Johnny—who came from a Celtic-supporting family in Viewpark, Lanarkshire—had to be persuaded to give up his local supporters’ club membership following the Lisbon Lions all over Scotland to try and become a professional footballer. He honed his talents playing street football alongside future Scottish internationalists John Robertson and Iain Munro and local hero Jimmy Johnstone had more than a small part in pushing Johnny towards a career in the beautiful game.
Under Ally MacLeod’s supervision at Ayr United, during the club’s most successful-ever period in the early-to-mid 1970s, a teenage Johnny went on to win international honours before Celtic spent a record fee to take the flying winger to his spiritual home.
He was one of Scottish football’s most controversial and memorable characters with a sense of injustice which often brought him into conflict with referees and opponents too. His on-field persona earned him a fiery public image which was at odds with the reality of a family man renowned for private acts of kindness and relentless pranks.
The idea for the book first came about at a Celtic Graves Society commemoration for Johnny in October 2011. His daughter Joanna, who has written the foreword, kept the idea alive and in 2019 she approached Paul McQuade, editor of the Celtic retro fanzine The Shamrock and author of the books Said Lizzie to Philip and This is How It Feels to Be Celtic, who agreed to undertake the project.
“Research and writing took over two years with the family’s archive of memorabilia yielding previously unseen information about Johnny’s life and career,” Paul said. “Interviews with Johnny’s family, friends, playing colleagues and fans of both Ayr United and Celtic helped provide a wide range of memories and perspectives of a footballer whose skill and commitment on the field earned him an army of followers and whose much-professed devotion to Celtic—long before he joined his boyhood club—guaranteed that controversy would regularly follow in his wake.”
As well as expressing her excitement to The Irish Voice at the beginning of the project back in September 2019, Joanna was hoping that the research would help unearth a recording of her late father’s voice as it was something that she had no recollection of. This came to fruition in March 2020 when RTÉ archive footage allowed her to hear Johnny speak on camera, something she described as ‘amazing’ at the time. The response to the new book has also amazed Joanna, with orders coming in from all over the world and she is delighted that the book has now been published.

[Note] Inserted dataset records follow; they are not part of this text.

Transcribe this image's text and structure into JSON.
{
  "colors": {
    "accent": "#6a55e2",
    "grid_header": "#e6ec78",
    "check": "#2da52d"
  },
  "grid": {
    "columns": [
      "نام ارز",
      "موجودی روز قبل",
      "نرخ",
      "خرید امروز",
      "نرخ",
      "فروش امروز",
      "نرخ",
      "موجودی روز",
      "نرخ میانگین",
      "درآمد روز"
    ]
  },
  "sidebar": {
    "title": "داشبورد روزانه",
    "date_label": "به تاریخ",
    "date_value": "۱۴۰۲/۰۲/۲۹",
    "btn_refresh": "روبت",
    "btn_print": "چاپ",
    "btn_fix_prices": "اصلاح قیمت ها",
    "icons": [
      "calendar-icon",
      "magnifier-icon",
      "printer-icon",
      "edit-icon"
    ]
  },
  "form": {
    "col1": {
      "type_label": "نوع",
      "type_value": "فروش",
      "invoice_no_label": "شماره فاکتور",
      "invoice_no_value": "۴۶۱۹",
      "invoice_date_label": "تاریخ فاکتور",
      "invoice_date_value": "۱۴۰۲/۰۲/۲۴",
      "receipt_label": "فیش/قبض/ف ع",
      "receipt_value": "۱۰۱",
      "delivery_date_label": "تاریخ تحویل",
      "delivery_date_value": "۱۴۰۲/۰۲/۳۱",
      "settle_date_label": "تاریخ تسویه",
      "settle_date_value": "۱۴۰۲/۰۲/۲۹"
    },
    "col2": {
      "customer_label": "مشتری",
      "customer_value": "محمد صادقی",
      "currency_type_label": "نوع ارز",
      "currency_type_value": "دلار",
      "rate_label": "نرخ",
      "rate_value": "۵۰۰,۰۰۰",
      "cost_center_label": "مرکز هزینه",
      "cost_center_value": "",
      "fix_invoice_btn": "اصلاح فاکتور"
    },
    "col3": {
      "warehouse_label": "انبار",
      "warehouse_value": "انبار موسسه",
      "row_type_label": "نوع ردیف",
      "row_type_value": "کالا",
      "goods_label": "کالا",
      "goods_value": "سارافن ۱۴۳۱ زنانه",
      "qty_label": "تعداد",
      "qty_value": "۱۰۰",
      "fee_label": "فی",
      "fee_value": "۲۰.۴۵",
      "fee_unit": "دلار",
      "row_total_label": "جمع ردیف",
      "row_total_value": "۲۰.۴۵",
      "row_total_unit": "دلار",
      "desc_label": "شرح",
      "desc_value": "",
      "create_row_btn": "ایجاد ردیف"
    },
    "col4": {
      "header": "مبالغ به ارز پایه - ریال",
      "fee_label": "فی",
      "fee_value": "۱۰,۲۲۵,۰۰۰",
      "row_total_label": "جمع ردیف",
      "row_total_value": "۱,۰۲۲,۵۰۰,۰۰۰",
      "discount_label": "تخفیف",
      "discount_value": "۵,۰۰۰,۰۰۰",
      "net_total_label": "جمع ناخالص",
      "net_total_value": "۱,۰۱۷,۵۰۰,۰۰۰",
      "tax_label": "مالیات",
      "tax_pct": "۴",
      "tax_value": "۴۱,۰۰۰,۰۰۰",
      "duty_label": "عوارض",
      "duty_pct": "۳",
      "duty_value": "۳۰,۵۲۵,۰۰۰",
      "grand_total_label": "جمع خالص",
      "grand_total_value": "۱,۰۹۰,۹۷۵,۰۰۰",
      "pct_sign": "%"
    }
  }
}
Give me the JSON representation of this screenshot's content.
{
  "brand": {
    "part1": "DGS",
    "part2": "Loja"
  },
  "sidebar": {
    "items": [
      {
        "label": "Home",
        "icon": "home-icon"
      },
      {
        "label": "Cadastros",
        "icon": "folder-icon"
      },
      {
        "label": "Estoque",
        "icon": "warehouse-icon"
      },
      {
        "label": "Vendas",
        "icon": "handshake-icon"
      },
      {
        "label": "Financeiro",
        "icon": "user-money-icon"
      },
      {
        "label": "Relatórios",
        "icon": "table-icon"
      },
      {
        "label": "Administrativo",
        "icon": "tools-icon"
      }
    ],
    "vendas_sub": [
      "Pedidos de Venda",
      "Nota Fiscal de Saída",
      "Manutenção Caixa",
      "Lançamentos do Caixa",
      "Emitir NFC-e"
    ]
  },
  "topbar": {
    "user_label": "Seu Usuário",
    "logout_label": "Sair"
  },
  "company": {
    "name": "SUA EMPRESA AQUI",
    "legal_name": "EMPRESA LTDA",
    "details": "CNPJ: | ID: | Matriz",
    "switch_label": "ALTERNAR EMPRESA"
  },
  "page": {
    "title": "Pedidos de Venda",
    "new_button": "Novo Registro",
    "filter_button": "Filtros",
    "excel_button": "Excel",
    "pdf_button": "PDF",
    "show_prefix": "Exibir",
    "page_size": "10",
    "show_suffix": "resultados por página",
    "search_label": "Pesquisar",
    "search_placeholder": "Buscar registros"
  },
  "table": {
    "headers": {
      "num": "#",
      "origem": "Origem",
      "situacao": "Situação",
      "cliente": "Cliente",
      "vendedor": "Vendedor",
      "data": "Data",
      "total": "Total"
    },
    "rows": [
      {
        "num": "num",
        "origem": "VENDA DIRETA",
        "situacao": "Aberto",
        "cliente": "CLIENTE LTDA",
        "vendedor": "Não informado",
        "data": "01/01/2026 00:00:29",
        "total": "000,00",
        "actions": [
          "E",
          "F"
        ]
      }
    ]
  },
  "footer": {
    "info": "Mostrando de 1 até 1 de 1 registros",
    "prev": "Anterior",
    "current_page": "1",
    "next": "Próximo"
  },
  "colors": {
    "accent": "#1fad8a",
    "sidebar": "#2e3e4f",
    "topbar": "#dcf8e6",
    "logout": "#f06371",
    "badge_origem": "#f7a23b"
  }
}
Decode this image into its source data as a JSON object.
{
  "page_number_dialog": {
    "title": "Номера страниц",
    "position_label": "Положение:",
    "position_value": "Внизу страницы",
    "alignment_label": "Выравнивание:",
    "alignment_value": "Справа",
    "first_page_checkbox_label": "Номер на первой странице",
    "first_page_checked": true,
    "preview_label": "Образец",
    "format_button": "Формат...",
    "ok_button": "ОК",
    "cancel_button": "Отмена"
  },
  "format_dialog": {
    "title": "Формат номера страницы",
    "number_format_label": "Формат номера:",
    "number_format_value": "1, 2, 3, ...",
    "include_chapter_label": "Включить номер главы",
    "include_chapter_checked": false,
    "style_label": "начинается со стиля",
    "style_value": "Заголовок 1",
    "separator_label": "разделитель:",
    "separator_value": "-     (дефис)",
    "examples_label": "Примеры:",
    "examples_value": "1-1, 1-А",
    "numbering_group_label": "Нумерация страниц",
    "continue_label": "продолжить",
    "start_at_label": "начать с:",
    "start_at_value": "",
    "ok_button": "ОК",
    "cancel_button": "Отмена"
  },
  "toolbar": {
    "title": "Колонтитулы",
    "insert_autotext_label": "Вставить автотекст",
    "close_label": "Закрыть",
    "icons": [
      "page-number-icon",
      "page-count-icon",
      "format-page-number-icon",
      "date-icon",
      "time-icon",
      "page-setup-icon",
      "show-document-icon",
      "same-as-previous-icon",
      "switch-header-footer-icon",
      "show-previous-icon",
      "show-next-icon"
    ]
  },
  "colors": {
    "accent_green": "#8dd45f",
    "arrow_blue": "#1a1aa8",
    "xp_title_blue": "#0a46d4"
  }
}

“This is a book written by the fans for the fans,” Joanna said. “The fans input has been monumental and as such has not only made the book possible, but has made it something extra special too. The bond between my dad and the Celtic support was phenomenal so it was paramount to us that they were part of this book. For that we thank you from the bottom of our hearts.
“Paul has worked tirelessly on the book and there have been orders from Germany, Thailand, San Francisco and Ireland in the first day of its release, which was fantastic.
“To the man himself—dad—you always were and continue to be my hero. Your energy and presence are missed terribly, but will never be forgotten. It took some time, but we have done it. You deserve this. I love you so much.”
Celtic Daft: The Johnny Doyle Story is littered with images, characters and moments from an altogether different era in Scottish football including Jock Stein, ‘Mohammad Ally’ MacLeod, the 4-2 game, Tommy Burns, mysterious German intermediaries, Billy McNeill, the Hampden Riot, a sweaty Frank McGarvey, victory over Real Madrid and a dazed and vengeful referee at Somerset Park. As his great friend Burns said: “He was an outrageous man but had a heart of gold and made friends everywhere.”
“Everything was green in Doyley’s world!” former teammate and Celtic goalkeeper, Packie Bonner, recalled. “From his car to his curtains to his beloved cockatoo that he taught to verbally abuse his Rangers-supporting pal Hughie whenever he came to visit the Doyle family home. Johnny Doyle wore his Celtic scarf on the first-team bus and his heart on his sleeve whenever he appeared in the Hoops. He forged relationships with hundreds of individual fans because he regularly gave up his free time to attend Celtic supporter functions all over Scotland and the personal memories that he left behind have fuelled the Doyle legend since his sudden death in October 1981.”
The book is on sale at The Shamrock website: www.the-shamrock.net